This document played an important part in shaping English parliamentary and legal processes for determining Colonial boundaries in Australia.
When Queensland became a separate Colony in 1859, the western border was located at Longitude 141 degrees. Under British law, all territory between Queensland and Western Australia was at that time part of New South Wales.

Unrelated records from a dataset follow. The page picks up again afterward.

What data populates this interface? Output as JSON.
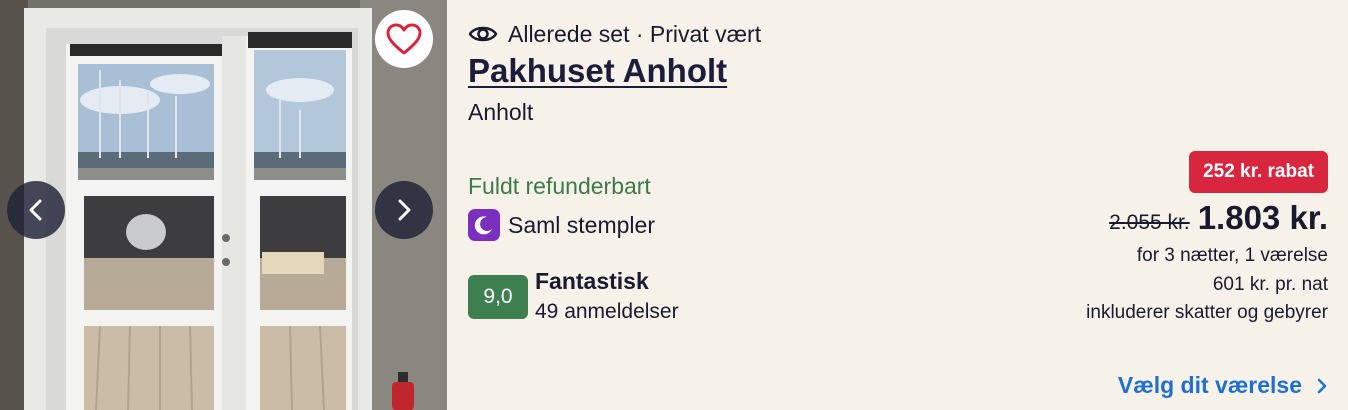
{
  "photo": {
    "favorite_icon": "heart-icon",
    "prev_icon": "chevron-left-icon",
    "next_icon": "chevron-right-icon"
  },
  "listing": {
    "seen_icon": "eye-icon",
    "seen_text": "Allerede set · Privat vært",
    "title": "Pakhuset Anholt",
    "location": "Anholt",
    "refund": "Fuldt refunderbart",
    "stamps_icon": "moon-icon",
    "stamps_label": "Saml stempler",
    "rating_score": "9,0",
    "rating_word": "Fantastisk",
    "rating_count": "49 anmeldelser"
  },
  "pricing": {
    "discount": "252 kr. rabat",
    "old_price": "2.055 kr.",
    "price": "1.803 kr.",
    "stay": "for 3 nætter, 1 værelse",
    "per_night": "601 kr. pr. nat",
    "taxes": "inkluderer skatter og gebyrer",
    "cta": "Vælg dit værelse"
  },
  "colors": {
    "background": "#f6f2ea",
    "refund_green": "#3d7a4a",
    "rating_green": "#3d7f4f",
    "discount_red": "#d7263d",
    "link_blue": "#1f6fd1",
    "stamps_purple": "#7a2fbf"
  }
}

The Queensland Parliament first discussed the subject of the western border in 1860. Governor George Bowen advised London that the northern districts of Queensland would be quickly settled due to the 'unreasonable hostility to the pastoral interest evinced by a large portion of the population of Victoria and of New South Wales'. He asked British authorities to resolve the border issue so Queensland could 'take measures' for the settlement of land near the Gulf of Carpentaria.
During 1861, Robert Burke and William Wills explored the western part of Queensland, with 'certain gentlemen' in Victoria supporting this expedition as an important part of their plans to create a new colony in Northern Australia.
Governor Bowen advised the Secretary of State for Colonies in London that the resolution of the border question was a matter of 'Imperial as well as of Colonial importance'. According to Bowen, the projected Indo-Australian telegraph cable must 'obviously run by the Gulf of Carpentaria and its safety – indeed the feasibility of its construction, must chiefly depend on the speed with which Queensland shall be enabled to push forward the margin of colonisation over our northern territory'.
Bowen received the Letters Patent in Brisbane and this was published in the Queensland Government Gazette, Vol. 3, on Monday 23 June 1862, but this document has not been located.
The Letters Patent announced that Queensland had been granted 'Provisional Charge of the entire north-eastern corner of the Australian continent including the shores of the Gulf of Carpentaria up to the 138th Meridian'.
Despite this successful annexation, the western border of Queensland was not fully surveyed for another 25 years.
Cilento, Raphael with Lack, Clem, Triumph in the Tropics: A Historical Sketch of Queensland
, Smith & Paterson, Brisbane, 1959
Executive Council Minutes, EXE/E7/63/2, 1863
Governor's Despatches, GOV/2, 1861 and GOV/4, 1863Queensland Parliamentary Votes and Proceedings
, Brisbane 1861
Letters Patent altering the western boundary of Queensland 13 March 1862
Attempts to locate the original Letters Patent have so far been unsuccessful. The document is not held by the Queensland State Archives, nor by the Queensland Parliament, and a search for it in the Public Record Office in London was also unsuccessful.
The transcript for this website was taken from the copy of the Letters Patent printed in the Queensland Government Gazette
, Vol. III, on Monday 23 June 1862.
Detail from Letters Patent altering the western boundary of Queensland 1862 (UK)
|Long Title:||Letters Patent altering the western boundary of Queensland 1862|
|No. of pages:||2|
|Medium:||Parchment, with stitching material|
|Measurements:||This document comprises two pieces, sewn with others into a long strip. The individual pieces have not yet been measured.|
|Provenance:||Issued by Queen Victoria in Council|
|Features:||The pages of this document are parchment 'webs' stitched with other Letters Patent and rolled for storage.|
|Location & Copyright:||National Archives of the United Kingdom|
|Reference:||C66/5013 No. 28|